What you have to do: Return all of the data exactly as given.

[Extracted data entries]
----------------

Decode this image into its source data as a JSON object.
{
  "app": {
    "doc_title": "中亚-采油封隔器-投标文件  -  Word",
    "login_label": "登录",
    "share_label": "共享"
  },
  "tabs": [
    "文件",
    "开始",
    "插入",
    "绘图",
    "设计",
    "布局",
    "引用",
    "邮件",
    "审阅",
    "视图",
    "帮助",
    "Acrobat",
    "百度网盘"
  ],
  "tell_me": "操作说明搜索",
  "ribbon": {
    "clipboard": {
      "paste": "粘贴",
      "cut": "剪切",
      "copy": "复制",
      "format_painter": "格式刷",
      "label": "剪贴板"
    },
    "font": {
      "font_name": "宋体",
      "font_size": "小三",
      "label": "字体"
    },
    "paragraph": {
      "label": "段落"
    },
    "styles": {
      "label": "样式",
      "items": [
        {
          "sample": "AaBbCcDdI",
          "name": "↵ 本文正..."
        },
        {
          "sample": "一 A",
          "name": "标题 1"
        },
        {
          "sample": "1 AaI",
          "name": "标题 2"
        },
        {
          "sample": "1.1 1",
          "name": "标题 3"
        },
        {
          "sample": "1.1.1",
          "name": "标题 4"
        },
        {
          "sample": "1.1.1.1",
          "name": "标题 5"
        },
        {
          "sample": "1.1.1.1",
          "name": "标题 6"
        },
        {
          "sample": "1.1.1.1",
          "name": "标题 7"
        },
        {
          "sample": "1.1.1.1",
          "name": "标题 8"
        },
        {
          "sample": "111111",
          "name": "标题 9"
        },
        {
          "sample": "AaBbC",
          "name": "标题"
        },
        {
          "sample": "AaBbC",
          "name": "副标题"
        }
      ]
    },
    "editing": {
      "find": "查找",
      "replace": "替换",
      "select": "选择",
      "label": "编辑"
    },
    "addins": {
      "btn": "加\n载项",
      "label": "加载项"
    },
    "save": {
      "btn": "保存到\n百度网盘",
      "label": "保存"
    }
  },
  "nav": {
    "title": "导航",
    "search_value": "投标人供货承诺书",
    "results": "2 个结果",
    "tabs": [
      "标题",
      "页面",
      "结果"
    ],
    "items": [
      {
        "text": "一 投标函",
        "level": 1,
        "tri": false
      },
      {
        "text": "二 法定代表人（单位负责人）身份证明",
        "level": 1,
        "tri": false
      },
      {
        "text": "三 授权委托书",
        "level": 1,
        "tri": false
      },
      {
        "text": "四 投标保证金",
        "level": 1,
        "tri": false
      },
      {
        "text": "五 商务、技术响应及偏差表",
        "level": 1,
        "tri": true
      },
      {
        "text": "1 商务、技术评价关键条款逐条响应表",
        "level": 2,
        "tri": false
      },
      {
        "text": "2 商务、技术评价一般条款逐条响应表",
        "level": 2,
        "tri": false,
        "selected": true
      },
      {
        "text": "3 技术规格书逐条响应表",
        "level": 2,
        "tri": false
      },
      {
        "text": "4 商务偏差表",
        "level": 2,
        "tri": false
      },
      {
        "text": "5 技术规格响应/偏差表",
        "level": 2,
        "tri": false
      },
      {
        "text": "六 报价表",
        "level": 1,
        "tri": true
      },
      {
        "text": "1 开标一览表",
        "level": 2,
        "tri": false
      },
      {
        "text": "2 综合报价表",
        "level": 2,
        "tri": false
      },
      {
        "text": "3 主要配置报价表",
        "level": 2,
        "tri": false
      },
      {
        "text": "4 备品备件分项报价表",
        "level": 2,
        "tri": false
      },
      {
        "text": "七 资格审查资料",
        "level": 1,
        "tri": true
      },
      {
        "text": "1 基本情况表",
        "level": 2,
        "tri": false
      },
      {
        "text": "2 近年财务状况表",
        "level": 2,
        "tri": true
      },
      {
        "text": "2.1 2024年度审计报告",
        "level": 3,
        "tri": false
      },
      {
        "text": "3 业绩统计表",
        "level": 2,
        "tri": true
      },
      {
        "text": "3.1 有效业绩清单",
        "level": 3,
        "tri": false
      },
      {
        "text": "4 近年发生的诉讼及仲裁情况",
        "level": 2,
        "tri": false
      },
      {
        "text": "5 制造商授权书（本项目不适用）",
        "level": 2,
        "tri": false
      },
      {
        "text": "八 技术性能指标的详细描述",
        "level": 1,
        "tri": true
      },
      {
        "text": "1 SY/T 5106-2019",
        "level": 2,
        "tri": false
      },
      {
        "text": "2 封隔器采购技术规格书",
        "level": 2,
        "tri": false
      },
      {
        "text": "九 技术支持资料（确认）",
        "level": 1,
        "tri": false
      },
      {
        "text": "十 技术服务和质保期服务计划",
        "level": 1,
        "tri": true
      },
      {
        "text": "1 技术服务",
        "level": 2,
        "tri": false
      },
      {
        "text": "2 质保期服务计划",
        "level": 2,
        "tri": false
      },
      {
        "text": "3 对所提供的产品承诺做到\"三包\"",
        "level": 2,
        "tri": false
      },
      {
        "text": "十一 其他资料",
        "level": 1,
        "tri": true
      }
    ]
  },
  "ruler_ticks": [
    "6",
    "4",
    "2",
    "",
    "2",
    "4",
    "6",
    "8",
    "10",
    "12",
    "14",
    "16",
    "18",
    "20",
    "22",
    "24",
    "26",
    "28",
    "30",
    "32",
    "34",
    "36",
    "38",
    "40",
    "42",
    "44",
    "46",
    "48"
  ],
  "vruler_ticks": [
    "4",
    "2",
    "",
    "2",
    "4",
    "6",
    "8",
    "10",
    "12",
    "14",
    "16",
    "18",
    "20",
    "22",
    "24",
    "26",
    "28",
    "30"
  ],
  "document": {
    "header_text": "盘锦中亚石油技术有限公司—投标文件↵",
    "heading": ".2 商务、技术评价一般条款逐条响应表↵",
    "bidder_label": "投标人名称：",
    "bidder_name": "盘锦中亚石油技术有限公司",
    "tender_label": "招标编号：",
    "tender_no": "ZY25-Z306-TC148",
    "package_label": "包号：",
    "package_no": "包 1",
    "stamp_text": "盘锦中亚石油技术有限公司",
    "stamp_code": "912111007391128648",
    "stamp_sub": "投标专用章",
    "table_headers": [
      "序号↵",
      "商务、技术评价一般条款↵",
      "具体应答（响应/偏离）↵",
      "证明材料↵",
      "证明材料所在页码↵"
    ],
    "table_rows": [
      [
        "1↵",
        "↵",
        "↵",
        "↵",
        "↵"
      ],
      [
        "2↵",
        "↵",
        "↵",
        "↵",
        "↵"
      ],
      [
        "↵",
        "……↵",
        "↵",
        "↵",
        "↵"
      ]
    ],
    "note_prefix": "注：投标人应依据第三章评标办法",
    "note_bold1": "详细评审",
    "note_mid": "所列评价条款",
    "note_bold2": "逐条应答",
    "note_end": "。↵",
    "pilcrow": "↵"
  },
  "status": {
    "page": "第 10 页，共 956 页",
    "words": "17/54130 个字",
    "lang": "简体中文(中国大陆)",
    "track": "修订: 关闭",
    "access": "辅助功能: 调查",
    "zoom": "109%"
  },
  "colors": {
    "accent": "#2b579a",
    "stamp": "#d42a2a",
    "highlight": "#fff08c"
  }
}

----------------

Answer to the problem:
Decode this image into its source data as a JSON object.
{
  "app": {
    "doc_title": "中亚-采油封隔器-投标文件  -  Word",
    "login_label": "登录",
    "share_label": "共享"
  },
  "tabs": [
    "文件",
    "开始",
    "插入",
    "绘图",
    "设计",
    "布局",
    "引用",
    "邮件",
    "审阅",
    "视图",
    "帮助",
    "Acrobat",
    "百度网盘"
  ],
  "tell_me": "操作说明搜索",
  "ribbon": {
    "clipboard": {
      "paste": "粘贴",
      "cut": "剪切",
      "copy": "复制",
      "format_painter": "格式刷",
      "label": "剪贴板"
    },
    "font": {
      "font_name": "宋体",
      "font_size": "小三",
      "label": "字体"
    },
    "paragraph": {
      "label": "段落"
    },
    "styles": {
      "label": "样式",
      "items": [
        {
          "sample": "AaBbCcDdI",
          "name": "↵ 本文正..."
        },
        {
          "sample": "一 A",
          "name": "标题 1"
        },
        {
          "sample": "1 AaI",
          "name": "标题 2"
        },
        {
          "sample": "1.1 1",
          "name": "标题 3"
        },
        {
          "sample": "1.1.1",
          "name": "标题 4"
        },
        {
          "sample": "1.1.1.1",
          "name": "标题 5"
        },
        {
          "sample": "1.1.1.1",
          "name": "标题 6"
        },
        {
          "sample": "1.1.1.1",
          "name": "标题 7"
        },
        {
          "sample": "1.1.1.1",
          "name": "标题 8"
        },
        {
          "sample": "111111",
          "name": "标题 9"
        },
        {
          "sample": "AaBbC",
          "name": "标题"
        },
        {
          "sample": "AaBbC",
          "name": "副标题"
        }
      ]
    },
    "editing": {
      "find": "查找",
      "replace": "替换",
      "select": "选择",
      "label": "编辑"
    },
    "addins": {
      "btn": "加\n载项",
      "label": "加载项"
    },
    "save": {
      "btn": "保存到\n百度网盘",
      "label": "保存"
    }
  },
  "nav": {
    "title": "导航",
    "search_value": "投标人供货承诺书",
    "results": "2 个结果",
    "tabs": [
      "标题",
      "页面",
      "结果"
    ],
    "items": [
      {
        "text": "一 投标函",
        "level": 1,
        "tri": false
      },
      {
        "text": "二 法定代表人（单位负责人）身份证明",
        "level": 1,
        "tri": false
      },
      {
        "text": "三 授权委托书",
        "level": 1,
        "tri": false
      },
      {
        "text": "四 投标保证金",
        "level": 1,
        "tri": false
      },
      {
        "text": "五 商务、技术响应及偏差表",
        "level": 1,
        "tri": true
      },
      {
        "text": "1 商务、技术评价关键条款逐条响应表",
        "level": 2,
        "tri": false
      },
      {
        "text": "2 商务、技术评价一般条款逐条响应表",
        "level": 2,
        "tri": false,
        "selected": true
      },
      {
        "text": "3 技术规格书逐条响应表",
        "level": 2,
        "tri": false
      },
      {
        "text": "4 商务偏差表",
        "level": 2,
        "tri": false
      },
      {
        "text": "5 技术规格响应/偏差表",
        "level": 2,
        "tri": false
      },
      {
        "text": "六 报价表",
        "level": 1,
        "tri": true
      },
      {
        "text": "1 开标一览表",
        "level": 2,
        "tri": false
      },
      {
        "text": "2 综合报价表",
        "level": 2,
        "tri": false
      },
      {
        "text": "3 主要配置报价表",
        "level": 2,
        "tri": false
      },
      {
        "text": "4 备品备件分项报价表",
        "level": 2,
        "tri": false
      },
      {
        "text": "七 资格审查资料",
        "level": 1,
        "tri": true
      },
      {
        "text": "1 基本情况表",
        "level": 2,
        "tri": false
      },
      {
        "text": "2 近年财务状况表",
        "level": 2,
        "tri": true
      },
      {
        "text": "2.1 2024年度审计报告",
        "level": 3,
        "tri": false
      },
      {
        "text": "3 业绩统计表",
        "level": 2,
        "tri": true
      },
      {
        "text": "3.1 有效业绩清单",
        "level": 3,
        "tri": false
      },
      {
        "text": "4 近年发生的诉讼及仲裁情况",
        "level": 2,
        "tri": false
      },
      {
        "text": "5 制造商授权书（本项目不适用）",
        "level": 2,
        "tri": false
      },
      {
        "text": "八 技术性能指标的详细描述",
        "level": 1,
        "tri": true
      },
      {
        "text": "1 SY/T 5106-2019",
        "level": 2,
        "tri": false
      },
      {
        "text": "2 封隔器采购技术规格书",
        "level": 2,
        "tri": false
      },
      {
        "text": "九 技术支持资料（确认）",
        "level": 1,
        "tri": false
      },
      {
        "text": "十 技术服务和质保期服务计划",
        "level": 1,
        "tri": true
      },
      {
        "text": "1 技术服务",
        "level": 2,
        "tri": false
      },
      {
        "text": "2 质保期服务计划",
        "level": 2,
        "tri": false
      },
      {
        "text": "3 对所提供的产品承诺做到\"三包\"",
        "level": 2,
        "tri": false
      },
      {
        "text": "十一 其他资料",
        "level": 1,
        "tri": true
      }
    ]
  },
  "ruler_ticks": [
    "6",
    "4",
    "2",
    "",
    "2",
    "4",
    "6",
    "8",
    "10",
    "12",
    "14",
    "16",
    "18",
    "20",
    "22",
    "24",
    "26",
    "28",
    "30",
    "32",
    "34",
    "36",
    "38",
    "40",
    "42",
    "44",
    "46",
    "48"
  ],
  "vruler_ticks": [
    "4",
    "2",
    "",
    "2",
    "4",
    "6",
    "8",
    "10",
    "12",
    "14",
    "16",
    "18",
    "20",
    "22",
    "24",
    "26",
    "28",
    "30"
  ],
  "document": {
    "header_text": "盘锦中亚石油技术有限公司—投标文件↵",
    "heading": ".2 商务、技术评价一般条款逐条响应表↵",
    "bidder_label": "投标人名称：",
    "bidder_name": "盘锦中亚石油技术有限公司",
    "tender_label": "招标编号：",
    "tender_no": "ZY25-Z306-TC148",
    "package_label": "包号：",
    "package_no": "包 1",
    "stamp_text": "盘锦中亚石油技术有限公司",
    "stamp_code": "912111007391128648",
    "stamp_sub": "投标专用章",
    "table_headers": [
      "序号↵",
      "商务、技术评价一般条款↵",
      "具体应答（响应/偏离）↵",
      "证明材料↵",
      "证明材料所在页码↵"
    ],
    "table_rows": [
      [
        "1↵",
        "↵",
        "↵",
        "↵",
        "↵"
      ],
      [
        "2↵",
        "↵",
        "↵",
        "↵",
        "↵"
      ],
      [
        "↵",
        "……↵",
        "↵",
        "↵",
        "↵"
      ]
    ],
    "note_prefix": "注：投标人应依据第三章评标办法",
    "note_bold1": "详细评审",
    "note_mid": "所列评价条款",
    "note_bold2": "逐条应答",
    "note_end": "。↵",
    "pilcrow": "↵"
  },
  "status": {
    "page": "第 10 页，共 956 页",
    "words": "17/54130 个字",
    "lang": "简体中文(中国大陆)",
    "track": "修订: 关闭",
    "access": "辅助功能: 调查",
    "zoom": "109%"
  },
  "colors": {
    "accent": "#2b579a",
    "stamp": "#d42a2a",
    "highlight": "#fff08c"
  }
}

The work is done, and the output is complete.